* [EXERCISE INSTRUCTIONS]
Set down each line of the data below exactly as it stands, dropping the pictures.
──────── ENTRIES PROVIDED ────────
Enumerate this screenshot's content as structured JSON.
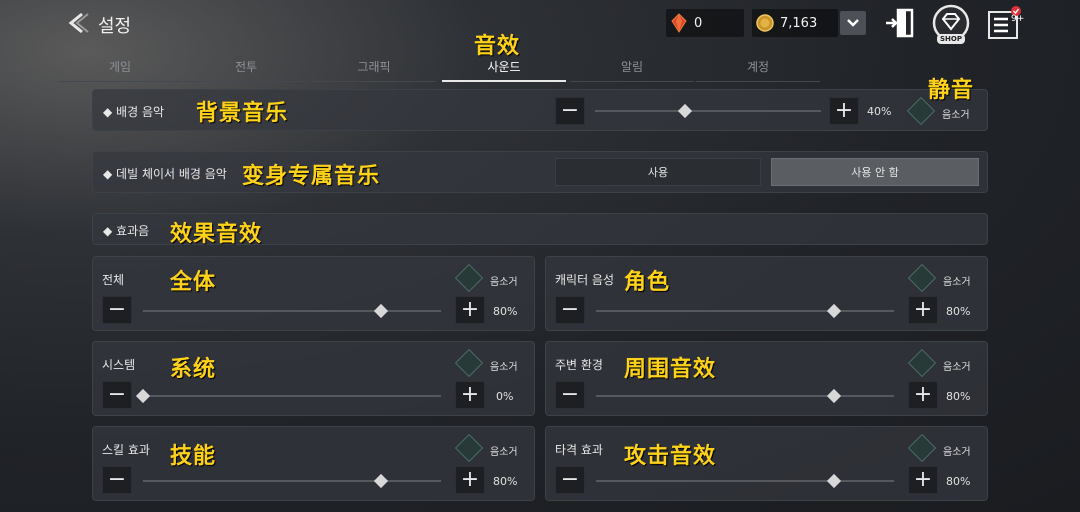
{
  "header": {
    "title": "설정",
    "ruby_count": "0",
    "gold_count": "7,163",
    "shop_label": "SHOP",
    "menu_badge": "9+"
  },
  "tabs": [
    {
      "label": "게임",
      "active": false
    },
    {
      "label": "전투",
      "active": false
    },
    {
      "label": "그래픽",
      "active": false
    },
    {
      "label": "사운드",
      "active": true
    },
    {
      "label": "알림",
      "active": false
    },
    {
      "label": "계정",
      "active": false
    }
  ],
  "bgm": {
    "label": "◆ 배경 음악",
    "percent": "40%",
    "value": 0.4,
    "mute_label": "음소거"
  },
  "devil": {
    "label": "◆ 데빌 체이서 배경 음악",
    "use_label": "사용",
    "not_use_label": "사용 안 함"
  },
  "sfx": {
    "label": "◆ 효과음"
  },
  "sliders": [
    {
      "key": "all",
      "label": "전체",
      "percent": "80%",
      "value": 0.8,
      "mute_label": "음소거"
    },
    {
      "key": "character",
      "label": "캐릭터 음성",
      "percent": "80%",
      "value": 0.8,
      "mute_label": "음소거"
    },
    {
      "key": "system",
      "label": "시스템",
      "percent": "0%",
      "value": 0.0,
      "mute_label": "음소거"
    },
    {
      "key": "ambient",
      "label": "주변 환경",
      "percent": "80%",
      "value": 0.8,
      "mute_label": "음소거"
    },
    {
      "key": "skill",
      "label": "스킬 효과",
      "percent": "80%",
      "value": 0.8,
      "mute_label": "음소거"
    },
    {
      "key": "hit",
      "label": "타격 효과",
      "percent": "80%",
      "value": 0.8,
      "mute_label": "음소거"
    }
  ],
  "annotations": {
    "sound": "音效",
    "mute": "静音",
    "bgm": "背景音乐",
    "devil": "变身专属音乐",
    "sfx": "效果音效",
    "all": "全体",
    "character": "角色",
    "system": "系统",
    "ambient": "周围音效",
    "skill": "技能",
    "hit": "攻击音效"
  },
  "colors": {
    "accent": "#ffd21a",
    "ruby": "#e0502a",
    "gold": "#d9a72a"
  }
}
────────
* [OUTPUT BELOW]
Enumerate this screenshot's content as structured JSON.
{
  "header": {
    "title": "설정",
    "ruby_count": "0",
    "gold_count": "7,163",
    "shop_label": "SHOP",
    "menu_badge": "9+"
  },
  "tabs": [
    {
      "label": "게임",
      "active": false
    },
    {
      "label": "전투",
      "active": false
    },
    {
      "label": "그래픽",
      "active": false
    },
    {
      "label": "사운드",
      "active": true
    },
    {
      "label": "알림",
      "active": false
    },
    {
      "label": "계정",
      "active": false
    }
  ],
  "bgm": {
    "label": "◆ 배경 음악",
    "percent": "40%",
    "value": 0.4,
    "mute_label": "음소거"
  },
  "devil": {
    "label": "◆ 데빌 체이서 배경 음악",
    "use_label": "사용",
    "not_use_label": "사용 안 함"
  },
  "sfx": {
    "label": "◆ 효과음"
  },
  "sliders": [
    {
      "key": "all",
      "label": "전체",
      "percent": "80%",
      "value": 0.8,
      "mute_label": "음소거"
    },
    {
      "key": "character",
      "label": "캐릭터 음성",
      "percent": "80%",
      "value": 0.8,
      "mute_label": "음소거"
    },
    {
      "key": "system",
      "label": "시스템",
      "percent": "0%",
      "value": 0.0,
      "mute_label": "음소거"
    },
    {
      "key": "ambient",
      "label": "주변 환경",
      "percent": "80%",
      "value": 0.8,
      "mute_label": "음소거"
    },
    {
      "key": "skill",
      "label": "스킬 효과",
      "percent": "80%",
      "value": 0.8,
      "mute_label": "음소거"
    },
    {
      "key": "hit",
      "label": "타격 효과",
      "percent": "80%",
      "value": 0.8,
      "mute_label": "음소거"
    }
  ],
  "annotations": {
    "sound": "音效",
    "mute": "静音",
    "bgm": "背景音乐",
    "devil": "变身专属音乐",
    "sfx": "效果音效",
    "all": "全体",
    "character": "角色",
    "system": "系统",
    "ambient": "周围音效",
    "skill": "技能",
    "hit": "攻击音效"
  },
  "colors": {
    "accent": "#ffd21a",
    "ruby": "#e0502a",
    "gold": "#d9a72a"
  }
}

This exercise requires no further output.